Editor's Note: This article was originally published on , and was last reviewed on .

Medline Plus, Differential Diagnosis Link

Medline Plus, What Are Whole Exome Sequencing and Whole Genome Sequencing? Link

National Institute of General Medical Sciences, Studying Genes Link

Medline Plus, Genetic Disorders Link

Centers for Disease Control and Prevention (CDC), Genetics 101 Link

Centers for Disease Control and Prevention (CDC), Genetic Testing Link

UPMC Children's Hospital of Pittsburgh, Rare Diseases and Disorders We Treat Link

MedlinePlus, What Is a Gene Variant and How Do Variants Occur? Link

National Human Genome Research Institute, Complex Disease Link

About Pediatrics

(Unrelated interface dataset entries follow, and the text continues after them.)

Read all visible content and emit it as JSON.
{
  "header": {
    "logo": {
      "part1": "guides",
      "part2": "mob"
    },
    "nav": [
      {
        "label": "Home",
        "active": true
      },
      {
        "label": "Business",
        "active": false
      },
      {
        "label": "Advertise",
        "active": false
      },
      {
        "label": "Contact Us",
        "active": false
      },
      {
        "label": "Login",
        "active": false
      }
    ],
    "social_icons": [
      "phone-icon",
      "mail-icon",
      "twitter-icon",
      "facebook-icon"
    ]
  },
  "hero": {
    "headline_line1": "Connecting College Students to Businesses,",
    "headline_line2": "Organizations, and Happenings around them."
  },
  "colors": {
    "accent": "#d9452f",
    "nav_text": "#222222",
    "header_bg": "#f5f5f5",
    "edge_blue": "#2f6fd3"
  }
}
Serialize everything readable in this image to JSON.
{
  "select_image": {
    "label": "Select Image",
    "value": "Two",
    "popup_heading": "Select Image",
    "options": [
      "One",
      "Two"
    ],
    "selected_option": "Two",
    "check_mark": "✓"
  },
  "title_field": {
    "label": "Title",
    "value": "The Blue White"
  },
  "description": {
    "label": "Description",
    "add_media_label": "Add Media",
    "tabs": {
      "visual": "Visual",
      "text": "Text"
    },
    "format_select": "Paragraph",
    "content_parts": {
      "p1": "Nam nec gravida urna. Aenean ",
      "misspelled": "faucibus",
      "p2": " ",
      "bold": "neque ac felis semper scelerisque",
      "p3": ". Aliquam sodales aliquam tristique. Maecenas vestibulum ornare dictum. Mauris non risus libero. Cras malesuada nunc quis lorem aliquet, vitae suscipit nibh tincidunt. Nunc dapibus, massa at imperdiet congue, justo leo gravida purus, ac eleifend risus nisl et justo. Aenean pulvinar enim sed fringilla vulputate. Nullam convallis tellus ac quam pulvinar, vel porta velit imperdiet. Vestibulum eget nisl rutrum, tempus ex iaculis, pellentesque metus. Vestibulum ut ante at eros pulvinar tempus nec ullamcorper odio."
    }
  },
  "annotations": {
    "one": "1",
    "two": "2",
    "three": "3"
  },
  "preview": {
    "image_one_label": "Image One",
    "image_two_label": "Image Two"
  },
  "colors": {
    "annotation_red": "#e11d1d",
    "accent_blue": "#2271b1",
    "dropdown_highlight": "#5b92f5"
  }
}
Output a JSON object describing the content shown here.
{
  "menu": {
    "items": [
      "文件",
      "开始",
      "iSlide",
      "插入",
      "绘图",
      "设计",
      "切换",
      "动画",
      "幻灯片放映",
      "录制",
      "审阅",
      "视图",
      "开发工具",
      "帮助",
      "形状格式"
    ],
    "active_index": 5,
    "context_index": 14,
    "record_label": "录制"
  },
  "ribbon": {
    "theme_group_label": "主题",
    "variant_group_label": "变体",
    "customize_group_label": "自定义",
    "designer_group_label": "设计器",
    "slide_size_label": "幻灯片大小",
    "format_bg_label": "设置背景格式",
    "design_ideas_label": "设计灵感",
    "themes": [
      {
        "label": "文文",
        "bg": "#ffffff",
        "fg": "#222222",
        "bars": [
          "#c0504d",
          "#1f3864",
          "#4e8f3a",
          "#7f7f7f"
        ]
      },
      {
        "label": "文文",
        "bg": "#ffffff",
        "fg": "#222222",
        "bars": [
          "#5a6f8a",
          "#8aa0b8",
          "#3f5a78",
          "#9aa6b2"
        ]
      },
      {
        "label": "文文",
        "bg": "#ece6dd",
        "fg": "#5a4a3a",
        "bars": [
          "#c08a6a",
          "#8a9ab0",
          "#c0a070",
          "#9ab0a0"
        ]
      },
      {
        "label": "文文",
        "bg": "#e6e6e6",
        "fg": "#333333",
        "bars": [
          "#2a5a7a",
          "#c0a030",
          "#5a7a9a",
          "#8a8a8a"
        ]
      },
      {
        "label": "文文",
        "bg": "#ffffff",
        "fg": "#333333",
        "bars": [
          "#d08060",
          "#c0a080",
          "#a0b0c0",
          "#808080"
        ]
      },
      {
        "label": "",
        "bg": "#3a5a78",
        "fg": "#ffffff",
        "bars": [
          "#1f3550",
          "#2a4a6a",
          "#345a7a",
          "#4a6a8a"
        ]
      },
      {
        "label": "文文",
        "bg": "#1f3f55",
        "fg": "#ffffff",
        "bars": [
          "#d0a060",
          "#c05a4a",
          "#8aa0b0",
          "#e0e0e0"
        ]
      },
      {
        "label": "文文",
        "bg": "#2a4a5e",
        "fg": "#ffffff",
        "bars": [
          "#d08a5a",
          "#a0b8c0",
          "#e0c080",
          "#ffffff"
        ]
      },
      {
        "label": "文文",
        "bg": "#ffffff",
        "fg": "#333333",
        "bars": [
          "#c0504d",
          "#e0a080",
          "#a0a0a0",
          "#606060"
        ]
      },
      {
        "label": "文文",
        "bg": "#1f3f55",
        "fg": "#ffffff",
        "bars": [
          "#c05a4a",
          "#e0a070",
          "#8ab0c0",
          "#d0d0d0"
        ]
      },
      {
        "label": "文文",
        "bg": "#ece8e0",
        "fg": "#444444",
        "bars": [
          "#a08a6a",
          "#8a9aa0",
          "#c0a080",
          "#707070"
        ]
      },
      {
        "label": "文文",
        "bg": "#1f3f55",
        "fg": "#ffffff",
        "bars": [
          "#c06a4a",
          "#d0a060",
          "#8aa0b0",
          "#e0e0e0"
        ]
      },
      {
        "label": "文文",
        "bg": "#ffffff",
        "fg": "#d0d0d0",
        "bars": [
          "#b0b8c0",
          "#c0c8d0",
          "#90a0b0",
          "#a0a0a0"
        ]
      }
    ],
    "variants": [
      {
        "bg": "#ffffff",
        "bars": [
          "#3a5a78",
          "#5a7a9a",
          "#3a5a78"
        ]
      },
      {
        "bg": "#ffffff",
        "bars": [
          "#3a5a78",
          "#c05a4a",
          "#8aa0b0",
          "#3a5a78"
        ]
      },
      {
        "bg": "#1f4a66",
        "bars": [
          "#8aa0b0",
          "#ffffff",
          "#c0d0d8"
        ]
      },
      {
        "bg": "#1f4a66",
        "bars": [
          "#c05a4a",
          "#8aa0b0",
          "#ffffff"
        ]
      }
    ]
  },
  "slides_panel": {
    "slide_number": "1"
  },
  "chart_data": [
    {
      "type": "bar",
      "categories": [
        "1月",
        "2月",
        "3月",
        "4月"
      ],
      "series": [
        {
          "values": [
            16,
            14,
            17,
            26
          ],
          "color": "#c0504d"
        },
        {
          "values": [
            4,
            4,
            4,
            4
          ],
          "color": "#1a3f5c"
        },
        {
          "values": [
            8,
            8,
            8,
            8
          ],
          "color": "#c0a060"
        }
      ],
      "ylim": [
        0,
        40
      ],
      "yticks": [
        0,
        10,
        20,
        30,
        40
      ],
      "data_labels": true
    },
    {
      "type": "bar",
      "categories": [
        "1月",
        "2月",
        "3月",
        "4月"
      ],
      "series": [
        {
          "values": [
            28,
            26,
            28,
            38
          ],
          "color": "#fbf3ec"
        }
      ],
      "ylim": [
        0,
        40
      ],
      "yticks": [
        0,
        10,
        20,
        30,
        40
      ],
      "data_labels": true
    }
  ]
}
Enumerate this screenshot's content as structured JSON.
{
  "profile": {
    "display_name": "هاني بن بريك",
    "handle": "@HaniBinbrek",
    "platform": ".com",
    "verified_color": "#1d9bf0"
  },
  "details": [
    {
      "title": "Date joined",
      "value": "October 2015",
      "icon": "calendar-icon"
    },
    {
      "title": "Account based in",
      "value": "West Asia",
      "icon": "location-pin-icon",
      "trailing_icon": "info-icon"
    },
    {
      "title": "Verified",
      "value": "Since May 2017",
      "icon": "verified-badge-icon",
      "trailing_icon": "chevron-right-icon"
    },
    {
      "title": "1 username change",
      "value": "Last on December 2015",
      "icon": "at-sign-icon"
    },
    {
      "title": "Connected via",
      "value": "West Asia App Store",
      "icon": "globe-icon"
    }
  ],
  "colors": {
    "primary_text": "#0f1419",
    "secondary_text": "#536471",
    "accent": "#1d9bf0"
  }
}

From nutrition to illnesses, from athletics to school, children will face many challenges growing up. Parents often will make important health care decisions for them. We hope to help guide both of you in that journey. UPMC Children’s Hospital of Pittsburgh is a national leader in pediatric care, ranking consistently on U.S. News & World Report’s Best Children’s Hospitals Honor Roll. We provide expert treatment for pediatric diseases, along well-child visits, urgent care, and more. With locations across Pennsylvania, Maryland, and West Virginia, you can find world-class care close to home. We also work closely with UPMC Magee-Womens Hospital, a national leader in care for newborns and their mothers. Our goal is to provide the best care for your children, from birth to adulthood and beyond. Visit our website to find a doctor near you.